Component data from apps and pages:
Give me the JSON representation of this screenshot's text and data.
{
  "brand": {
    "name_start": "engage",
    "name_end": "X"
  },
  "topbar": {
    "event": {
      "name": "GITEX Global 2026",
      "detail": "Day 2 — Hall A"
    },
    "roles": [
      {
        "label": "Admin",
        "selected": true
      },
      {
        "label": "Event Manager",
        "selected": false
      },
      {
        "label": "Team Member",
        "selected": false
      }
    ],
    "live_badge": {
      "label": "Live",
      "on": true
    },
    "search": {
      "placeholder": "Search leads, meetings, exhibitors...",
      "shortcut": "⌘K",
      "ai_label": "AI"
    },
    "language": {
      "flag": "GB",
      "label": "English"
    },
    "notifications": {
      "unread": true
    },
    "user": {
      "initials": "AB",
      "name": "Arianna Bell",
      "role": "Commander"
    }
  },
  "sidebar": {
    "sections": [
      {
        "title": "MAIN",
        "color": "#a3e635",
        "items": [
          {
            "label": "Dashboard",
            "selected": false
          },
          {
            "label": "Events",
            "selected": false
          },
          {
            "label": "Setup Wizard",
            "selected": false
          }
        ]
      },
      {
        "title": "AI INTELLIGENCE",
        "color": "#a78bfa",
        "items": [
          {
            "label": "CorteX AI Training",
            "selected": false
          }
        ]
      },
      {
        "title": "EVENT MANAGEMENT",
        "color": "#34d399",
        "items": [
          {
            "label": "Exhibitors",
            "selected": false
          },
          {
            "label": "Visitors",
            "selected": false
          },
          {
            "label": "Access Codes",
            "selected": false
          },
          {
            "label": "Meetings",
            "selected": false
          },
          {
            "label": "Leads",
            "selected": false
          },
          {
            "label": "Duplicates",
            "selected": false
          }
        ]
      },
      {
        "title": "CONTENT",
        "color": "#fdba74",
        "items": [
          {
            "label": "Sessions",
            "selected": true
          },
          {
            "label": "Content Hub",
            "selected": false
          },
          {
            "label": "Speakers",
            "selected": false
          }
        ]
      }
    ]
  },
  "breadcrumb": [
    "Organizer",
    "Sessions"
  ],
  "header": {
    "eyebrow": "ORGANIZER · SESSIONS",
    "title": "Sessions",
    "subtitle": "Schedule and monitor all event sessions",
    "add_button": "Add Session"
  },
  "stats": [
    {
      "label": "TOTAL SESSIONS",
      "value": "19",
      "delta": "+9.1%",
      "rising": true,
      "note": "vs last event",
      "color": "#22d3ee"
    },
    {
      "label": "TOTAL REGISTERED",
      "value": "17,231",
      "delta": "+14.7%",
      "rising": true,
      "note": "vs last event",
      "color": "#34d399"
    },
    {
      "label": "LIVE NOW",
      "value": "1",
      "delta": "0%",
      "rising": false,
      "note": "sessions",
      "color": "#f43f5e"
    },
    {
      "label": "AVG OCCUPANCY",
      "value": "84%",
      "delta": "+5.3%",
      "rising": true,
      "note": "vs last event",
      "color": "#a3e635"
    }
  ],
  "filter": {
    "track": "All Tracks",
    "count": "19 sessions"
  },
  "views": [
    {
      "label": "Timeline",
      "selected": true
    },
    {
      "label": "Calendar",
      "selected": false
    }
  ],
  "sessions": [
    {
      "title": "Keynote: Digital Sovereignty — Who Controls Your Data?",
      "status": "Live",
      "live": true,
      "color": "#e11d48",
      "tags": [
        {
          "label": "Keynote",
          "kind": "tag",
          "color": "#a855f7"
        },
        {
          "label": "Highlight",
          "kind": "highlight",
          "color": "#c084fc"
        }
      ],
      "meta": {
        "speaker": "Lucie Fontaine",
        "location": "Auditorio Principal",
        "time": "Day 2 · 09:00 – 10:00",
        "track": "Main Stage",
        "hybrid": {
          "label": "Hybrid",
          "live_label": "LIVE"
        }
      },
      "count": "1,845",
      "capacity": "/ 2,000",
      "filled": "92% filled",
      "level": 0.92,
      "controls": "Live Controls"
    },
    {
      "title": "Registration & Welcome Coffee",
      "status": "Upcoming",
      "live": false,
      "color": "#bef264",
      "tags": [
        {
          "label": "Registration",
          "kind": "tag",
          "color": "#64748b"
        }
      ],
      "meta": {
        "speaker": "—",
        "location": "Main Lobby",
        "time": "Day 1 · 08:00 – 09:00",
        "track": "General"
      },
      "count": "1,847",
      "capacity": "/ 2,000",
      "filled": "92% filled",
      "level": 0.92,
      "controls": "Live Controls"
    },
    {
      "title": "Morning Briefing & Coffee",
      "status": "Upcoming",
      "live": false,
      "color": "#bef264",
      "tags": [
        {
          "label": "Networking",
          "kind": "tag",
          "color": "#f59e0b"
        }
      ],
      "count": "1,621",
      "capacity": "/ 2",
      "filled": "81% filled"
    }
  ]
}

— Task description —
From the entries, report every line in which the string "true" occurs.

— Exercise response —
        "selected": true
      "on": true
      "unread": true
            "selected": true
      "rising": true,
      "rising": true,
      "rising": true,
      "selected": true
      "live": true,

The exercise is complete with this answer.